  • The methods combatskel() and combatzombie() are broken. The problem is that, again, you are calling these methods recursively, but in this case, this recursion causes a new skeleton/zombie to be spawned, because its health points are a local variable that is assigned at the beginning of the method. In fact, the if (hpskel <= 0) condition will never be true, because at this point, hpskel will always be five, no matter how deep in the recursion tree you are. This means that the method will end up calling itself until the player's health points reach 0, because before while (hpskel > 0) can be evaluated again after the first attack, we go one level deeper in the recursion tree, i.e. another skeleton/zombie is spawned, and so on. A solution to this problem would be to put everything in a loop instead, like I already suggested when reviewing the method StartRoom(). To illustrate what I mean, here a simplified version of your code:

    void combatzombie() {
        zombieHP = 5;   //a zombie is spawned
        zombieHP--;     //we attack the zombie, its HP are now 4
        combatzombie(); //this does not attack the zombie again, but spawns
                        //a new zombie with 5 HP and attacks that zombie.
    }
    

    Instead, we need this:

    void combatzombie() {
        zombieHP = 5;           //a zombie is spawned
        while (zombieHP > 0) {  //we repeatedly attack this
            zombieHP--;         //zombie until its HP reach 0,
        }                       //no other zombie is spawned
    }
    
  • Also, the methods combatskel() and combatzombie() contain a lot of common code. It would be better to put this common code in one place, and only put that which is specific for a skeleton or a zombie (i.e. the health points, the damage and the name of the monster) into the methods combatskel() and combatzombie(). For example, you could write a method combatMonster(String name, int health, int damage), and call this method from within combatskel() and combatzombie():
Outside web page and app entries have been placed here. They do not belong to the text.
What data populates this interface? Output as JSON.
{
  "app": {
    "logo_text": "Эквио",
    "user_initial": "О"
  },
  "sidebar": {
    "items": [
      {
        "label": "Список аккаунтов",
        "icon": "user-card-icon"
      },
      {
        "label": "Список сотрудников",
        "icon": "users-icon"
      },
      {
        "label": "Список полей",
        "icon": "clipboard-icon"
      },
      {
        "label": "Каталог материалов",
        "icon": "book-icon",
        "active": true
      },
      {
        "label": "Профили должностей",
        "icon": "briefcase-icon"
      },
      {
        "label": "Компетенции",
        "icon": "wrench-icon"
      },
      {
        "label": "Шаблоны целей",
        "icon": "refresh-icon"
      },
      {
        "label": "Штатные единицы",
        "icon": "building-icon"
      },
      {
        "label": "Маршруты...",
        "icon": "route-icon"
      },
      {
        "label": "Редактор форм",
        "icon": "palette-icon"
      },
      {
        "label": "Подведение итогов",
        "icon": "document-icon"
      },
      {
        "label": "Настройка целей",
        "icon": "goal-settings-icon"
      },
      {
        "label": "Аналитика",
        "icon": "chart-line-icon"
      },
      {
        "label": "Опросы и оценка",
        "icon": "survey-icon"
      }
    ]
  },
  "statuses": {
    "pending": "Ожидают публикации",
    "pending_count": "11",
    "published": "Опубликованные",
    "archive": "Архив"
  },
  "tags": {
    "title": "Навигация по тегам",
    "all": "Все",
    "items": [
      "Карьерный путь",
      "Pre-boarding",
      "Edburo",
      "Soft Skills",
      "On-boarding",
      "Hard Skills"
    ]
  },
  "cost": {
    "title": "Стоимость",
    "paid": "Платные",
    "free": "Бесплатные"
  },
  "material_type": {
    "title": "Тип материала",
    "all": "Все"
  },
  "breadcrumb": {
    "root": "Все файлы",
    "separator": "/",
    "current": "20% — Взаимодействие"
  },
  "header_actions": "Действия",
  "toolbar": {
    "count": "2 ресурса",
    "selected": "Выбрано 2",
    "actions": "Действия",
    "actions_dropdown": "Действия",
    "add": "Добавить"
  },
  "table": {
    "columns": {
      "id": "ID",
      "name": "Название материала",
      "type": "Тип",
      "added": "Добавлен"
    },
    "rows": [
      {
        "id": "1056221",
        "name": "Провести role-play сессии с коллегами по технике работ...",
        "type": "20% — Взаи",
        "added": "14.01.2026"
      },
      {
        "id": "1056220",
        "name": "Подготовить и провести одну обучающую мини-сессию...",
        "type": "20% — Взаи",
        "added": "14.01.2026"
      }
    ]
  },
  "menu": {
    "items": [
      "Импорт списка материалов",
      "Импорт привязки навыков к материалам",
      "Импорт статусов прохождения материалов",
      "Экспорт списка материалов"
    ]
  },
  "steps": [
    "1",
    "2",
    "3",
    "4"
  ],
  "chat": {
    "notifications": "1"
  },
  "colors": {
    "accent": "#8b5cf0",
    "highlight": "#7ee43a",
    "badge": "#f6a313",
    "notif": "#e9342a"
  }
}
    void combatskel() {
        combatMonster("skeleton", 5, rand.nextInt(3) + 1);
    }
    
    void combatzombie() {
        combatMonster("zombie", 7, rand.nextInt(3) + 2);
    }
    
  • Finally, a general remark about naming conventions: A lot of your code does not follow Java naming conventions. For example the field Name (fields conventionally start with lower case letters), the method StartRoom() (methods conventionally start with lower case letters as well), combatzombie() (a new word within a variable/method/class/whatever name should start with a capital letter, which is also known as "camel case").

\$\endgroup\$

Your Answer

By clicking “Post Your Answer”, you agree to our terms of service, privacy policy and cookie policy

Not the answer you're looking for? Browse other questions tagged or ask your own question.